Windows Authentication (SSO) Middleware

Note: This feature was introduced in v1.4.3. You will need to re-publish the Adldap Auth configuration file to receive this option.

Requirements: This feature assumes that you have enabled Windows Authentication in IIS, or have enabled it in some other means with Apache. Adldap does not set this up for you. To enable Windows Authentication, visit: https://www.iis.net/configreference/system.webserver/security/authentication/windowsauthentication/providers/add
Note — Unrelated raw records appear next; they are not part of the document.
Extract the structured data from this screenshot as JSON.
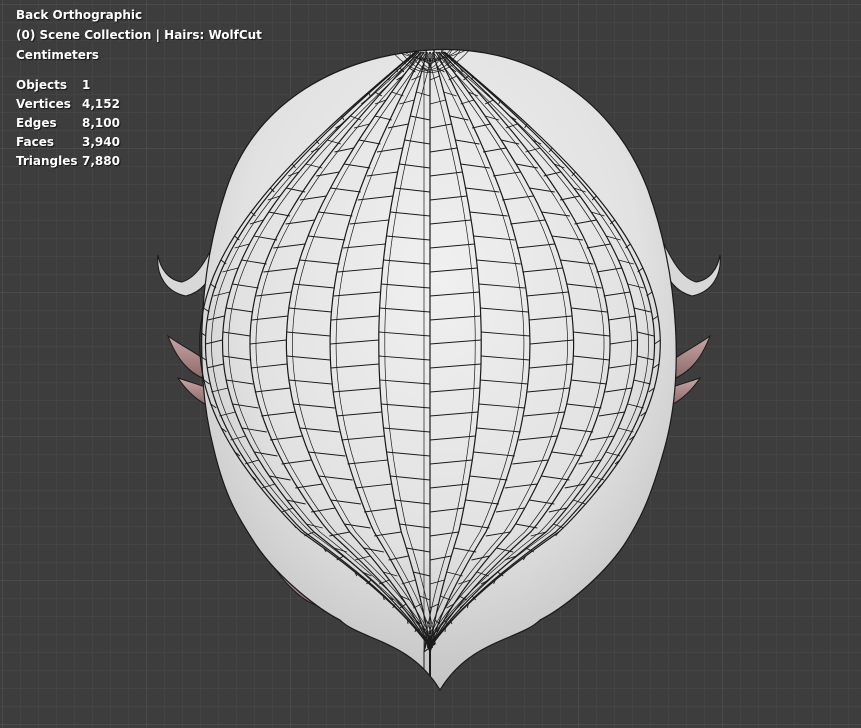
{
  "viewport": {
    "view_name": "Back Orthographic",
    "collection_info": "(0) Scene Collection | Hairs: WolfCut",
    "units": "Centimeters",
    "stats": [
      {
        "label": "Objects",
        "value": "1"
      },
      {
        "label": "Vertices",
        "value": "4,152"
      },
      {
        "label": "Edges",
        "value": "8,100"
      },
      {
        "label": "Faces",
        "value": "3,940"
      },
      {
        "label": "Triangles",
        "value": "7,880"
      }
    ]
  },
  "colors": {
    "background": "#3d3d3d",
    "mesh_fill": "#e4e4e4",
    "mesh_shade": "#c9c9c9",
    "wire": "#1a1a1a",
    "inner_face": "#a98a8a",
    "overlay_text": "#ffffff"
  },
  "mesh": {
    "name": "WolfCut"
  }
}
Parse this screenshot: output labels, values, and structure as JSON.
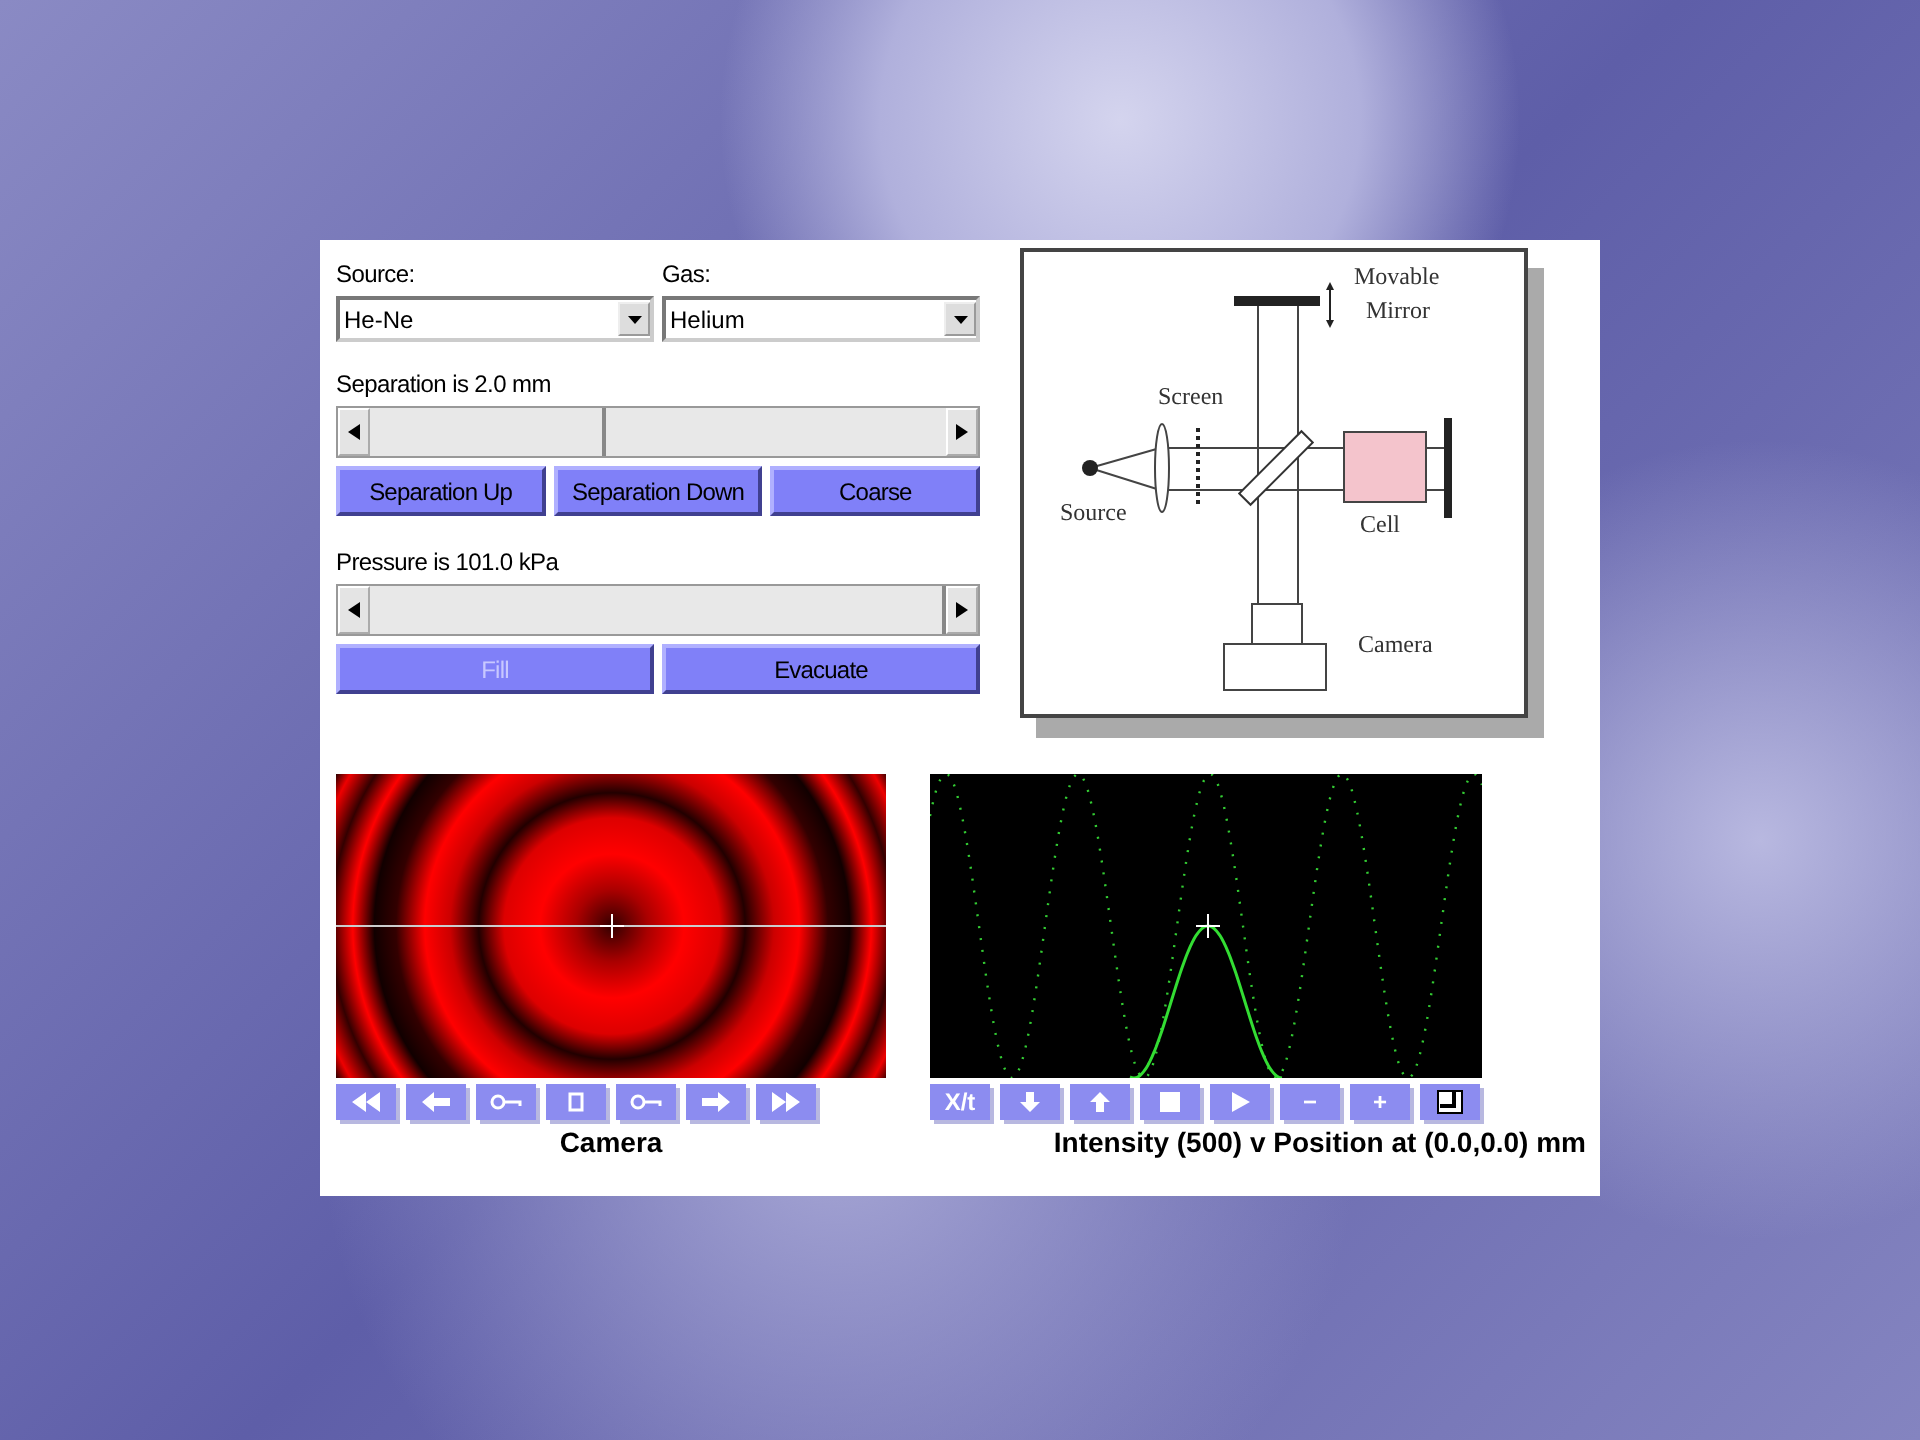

SSO authentication allows you to authenticate your users by the pre-populated $_SERVER['AUTH_USER'] (or $_SERVER['REMOTE_USER]) that is filled when users visit your site when SSO is enabled on your server. This is configurable in your adldap_auth.php configuration file.

To use the middleware, insert it on your middleware stack:

protected $middlewareGroups = [
    'web' => [
        Middleware\EncryptCookies::class,
        \Illuminate\Cookie\Middleware\AddQueuedCookiesToResponse::class,
        \Illuminate\Session\Middleware\StartSession::class,
        \Illuminate\View\Middleware\ShareErrorsFromSession::class,
        Middleware\VerifyCsrfToken::class,
        \Adldap\Laravel\Middleware\WindowsAuthenticate::class, // Inserted here.
    ],
];

Now when you visit your site, a user account will be created (if one doesn't exist already) with a random 16 character string password and then automatically logged in. Neat huh?

Login Limitation Filter

Note: This feature was introduced in v1.4.6. You will need to re-publish the Adldap Auth configuration file to receive this option.

Inside of your config/adldap_auth.php configuration, you can now insert a raw LDAP filter to specify which users are allowed to authenticate.

This filter persists to the Windows Authentication Middleware as well.

For example, to allow only users to that contain an email address to login, insert the filter: (mail=*):

 /*
 |--------------------------------------------------------------------------
 | Limitation Filter
 |--------------------------------------------------------------------------
 |
 | The limitation filter allows you to enter a raw filter to only allow
 | specific users / groups / ous to authenticate.
 |
 | This should be a standard LDAP filter.
 |
 */

 'limitation_filter' => '(mail=*)',

For another example, here's how you can limit users logging in that are apart of a specific group:

Note: This will also allow nested group users to login as well.

'limitation_filter' => '(memberof:1.2.840.113556.1.4.1941:=CN=MyGroup,DC=example,DC=com)',

Multiple Authentication Connections

Note: This feature was introduced in v2.0.0.

To swap connections on the fly, set your configurations default connection and try re-authenticating the user:

$auth = false;

if (Auth::attempt($credentials)) {
    $auth = true; // Logged in successfully
} else {
    // Login failed, swap and try other connection.
    Config::set('adldap_auth.connection', 'other-connection');
    
    if (Auth::attempt($credentials)) {
        $auth = true; // Passed logging in with other connection.
    }
}

if ($auth === true) {
    return $this->handleUserWasAuthenticated($request, $throttles);
}

return 'Login incorrect!';